I want to write a little about Ookiku Furikabutte, a Japanese manga (also made into an anime series) by Asa Higuchi. In short, it’s about high school baseball, it’s nineteen volumes long so far and not even close to finished (I hope; also, this is by no means an uncommon length for a manga series), the art is somewhat on the crude side, but obviously as a deliberate style choice rather than through lack of talent, it’s funny and touching and realistic (mostly) and goes into more detail about baseball games than even I can deal with.
The story centers on the baseball team at Nishiura High School, which has never had a baseball team before; hence there are only ten team members, plus student manager, supervising teacher, and coach, and all the players are sophomores (Japanese high schools are 10th-12th grade). Their ace pitcher is Ren Mihashi, who makes up for slow pitching speeds with incredible control, and comes in completely unsure of himself because of the way his teammates in junior high treated him. Catcher Takaya Abe, strong-willed and short-tempered, recognizes Mihashi’s gifts and commits himself to getting the best out of him, never mind that Mihashi is absolutely terrified of him most of the time. The others are neat people too, and they come together quickly into a strong team, both on the diamond and in their mutual bonds; I like best the story lines which show us the team just hanging out together.
We also get to know numerous other teams who are Nishiura’s opponents; honestly I have trouble keeping them straight, but each has its own personalities and its own issues. The two I don’t lose track of are Motoki Haruna, a brilliant pitcher who played with Abe in junior high school and parted less than amicably with him, and his laid-back, observant, only moderately gifted catcher, Kyohei Akimaru, one of my favorites (I have a thing about catchers in glasses). They turn up in and out of Nishiura’s orbit, following their own story.
Anyway, there you have the basic outline. At the moment in the series, Nishiura and Haruna’s school, Musashino Daiichi, have both lost in the summer prefectural tournament, meaning their hopes for the national tournament (Koshien) will have to wait till next year; they’re getting busy training again. Volume 19 is full of delicious bits, but—well—a lot of people write fanfiction about this series slashing any number of the main characters (mostly Mihashi/Abe and Haruna/Akimaru), and I have to say this volume makes it hard to NOT see them that way, even if one wanted to ;) . Examples follow.

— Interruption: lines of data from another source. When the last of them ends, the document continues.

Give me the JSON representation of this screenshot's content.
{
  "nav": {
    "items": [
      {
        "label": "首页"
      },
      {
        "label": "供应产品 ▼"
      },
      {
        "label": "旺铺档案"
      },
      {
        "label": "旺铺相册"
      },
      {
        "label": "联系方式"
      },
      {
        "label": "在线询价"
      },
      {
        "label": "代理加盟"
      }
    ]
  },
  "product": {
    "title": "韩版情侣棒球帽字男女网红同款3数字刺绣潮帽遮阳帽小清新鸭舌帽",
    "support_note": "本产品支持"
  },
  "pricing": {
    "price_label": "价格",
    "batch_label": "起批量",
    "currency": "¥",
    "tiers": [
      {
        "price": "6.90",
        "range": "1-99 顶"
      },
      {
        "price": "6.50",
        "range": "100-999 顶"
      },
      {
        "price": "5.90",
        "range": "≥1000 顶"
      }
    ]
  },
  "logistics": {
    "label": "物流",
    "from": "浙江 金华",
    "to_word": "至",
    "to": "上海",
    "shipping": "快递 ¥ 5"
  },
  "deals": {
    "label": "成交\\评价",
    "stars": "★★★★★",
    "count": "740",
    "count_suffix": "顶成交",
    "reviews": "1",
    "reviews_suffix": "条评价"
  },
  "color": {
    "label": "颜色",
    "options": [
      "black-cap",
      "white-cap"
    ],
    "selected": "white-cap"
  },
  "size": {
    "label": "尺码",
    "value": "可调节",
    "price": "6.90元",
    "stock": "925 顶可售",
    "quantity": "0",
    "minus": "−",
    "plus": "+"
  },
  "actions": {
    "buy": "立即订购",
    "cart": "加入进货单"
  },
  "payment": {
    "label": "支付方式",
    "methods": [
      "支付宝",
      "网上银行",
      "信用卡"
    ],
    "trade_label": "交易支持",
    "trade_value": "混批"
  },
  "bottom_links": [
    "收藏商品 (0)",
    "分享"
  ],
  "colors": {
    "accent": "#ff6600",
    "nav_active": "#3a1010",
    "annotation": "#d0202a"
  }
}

Just for one thing, apart from Mihashi and Abe sharing a hotel room (on a team trip, two beds, very innocent), we get the two of them alone in a room while Abe has his shirt off TWICE in one book. Once is in the hotel room, Abe emerging from the shower with a towel across his shoulders; the other is in the school weight room earlier on. Thanks to Abe’s one-track baseball mind and Mihashi’s, um, quirkiness, I would not say that sexual tension was a prime feature of either scene, but it’s entertaining. Oh, and at the team retreat we get the endearingly domestic scene of Abe waking Mihashi early so they can make breakfast for everyone (and it turns out Mihashi’s the one who knows what he’s doing in the kitchen, he even gets up the nerve to yell at Abe about dumplings).
What else? Abe and Mihashi go to talk to Haruna (with Akimaru standing by) just after the latter has lost his big game. Abe and Haruna end up yelling in each other’s faces, rehashing the past, with Mihashi wide-eyed and Akimaru obviously taking mental notes; and then the scene ends on a silly note with Mihashi blurting out “Haruna-san, c-c-can I feel your muscles?”
Akimaru’s teammates, rhapsodizing about how playing on a team with Haruna has made them feel they can aim for the sky; and Kyohei Akimaru standing there while they talk at him, wondering “How could they think I make a difference to him? Teamwork…confidence…dreaming big…?!” as if he’d never heard the words before and wasn’t sure he wanted to hear them now. This is both why I like Akimaru so much and why I think this is such a good manga in the first place; individuality which doesn’t fit into any of the expected patterns.